I just don't think that it is fair that others are allowed to have the power to coerce me into going against what is good for me. I tend to be a pushover as I am overly caring and want everyone in the room to be happy. Guess what is about to change besides my figure! ;)

09-04-2011, 01:58 PM
I just don't think that it is fair that others are allowed to have the power to coerce me into going against what is good for me. I tend to be a pushover as I am overly caring and want everyone in the room to be happy. Guess what is about to change besides my figure! ;)

Believe me, I do understand what the pressure can feel like, but you need to remember that believing the situation is "unfair" tends to reinforce the idea that this is something you have no control over. In this case, people only have power that YOU give them. Which essentially means you have all the power. You can decide to give it away or to keep and use it for yourself.

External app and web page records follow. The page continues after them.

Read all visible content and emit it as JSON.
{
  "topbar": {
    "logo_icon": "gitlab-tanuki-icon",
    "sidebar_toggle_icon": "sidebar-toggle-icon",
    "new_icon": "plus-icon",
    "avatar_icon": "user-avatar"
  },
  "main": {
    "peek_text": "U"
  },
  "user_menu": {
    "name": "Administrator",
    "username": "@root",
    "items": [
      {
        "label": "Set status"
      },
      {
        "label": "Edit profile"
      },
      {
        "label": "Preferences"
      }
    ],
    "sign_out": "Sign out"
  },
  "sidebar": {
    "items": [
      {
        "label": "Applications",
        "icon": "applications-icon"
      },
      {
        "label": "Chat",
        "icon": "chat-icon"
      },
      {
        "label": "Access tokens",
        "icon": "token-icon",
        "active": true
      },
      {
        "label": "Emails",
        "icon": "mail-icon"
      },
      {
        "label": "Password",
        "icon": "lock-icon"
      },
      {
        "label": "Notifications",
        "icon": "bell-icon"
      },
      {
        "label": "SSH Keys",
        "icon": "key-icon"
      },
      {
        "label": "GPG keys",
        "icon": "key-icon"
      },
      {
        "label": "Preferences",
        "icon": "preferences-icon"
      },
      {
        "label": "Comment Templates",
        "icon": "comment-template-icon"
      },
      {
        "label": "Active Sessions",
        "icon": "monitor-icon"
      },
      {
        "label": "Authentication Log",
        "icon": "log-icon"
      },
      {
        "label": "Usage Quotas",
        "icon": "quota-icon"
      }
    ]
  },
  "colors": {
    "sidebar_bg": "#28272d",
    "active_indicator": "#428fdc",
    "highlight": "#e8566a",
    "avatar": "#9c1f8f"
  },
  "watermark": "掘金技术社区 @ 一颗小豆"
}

The only way people have true control over your eating, is if they're tying you down, and force feeding you (it can sometimes feel that way, but it usually isn't).

While I've never thought of myself as a pushover, I was definitely addicted to the thrill I received by making people happy (I still experience that thrill, so I'm as much an "addict" as before, I just have to be very careful of when I indulge the addiction).

To gain control of it though, I had to recognize it as an addictive behavior.

Don't get me wrong, most of us do have a strong psychological need to "fit in." I think of it as our "autopilot" setting. Breaking the norm requires effort, often intense effort (at least at first). But weight loss and weight management is an issue on which we don't want to fit in, because the "norm" in this case is to be overweight, inactive, and/or on the yoyo diet train.

Some of us have an easier time accessing the "inner rebel" than others. Personally, I now find it entertaining and fun, since I've realized that most people are not hurt at all by my refusal to be at their beck can call.

09-04-2011, 02:26 PM
I never thought of it as addictive behavior, but it could very well be for me as well. Interesting take on things. How can people continue to argue with someone who is silent?

I am so glad that I came to this forum. There is so much more here than just weightloss support. :)

09-09-2011, 08:57 PM
I hear you! The crew at my office do this "lunch review" everyday. Everyone at the table has to comment on each others' food choices and discuss them...if you eat healthy they make fun of you, if you don't eat they ask you 'why?', if you have a cookie they'll comment on your choice of cookie.

If you say you're trying to lose a few pounds they ask 'why?' or tell you that you're not fat. People telling me I'm not fat is absurd.

It's painful.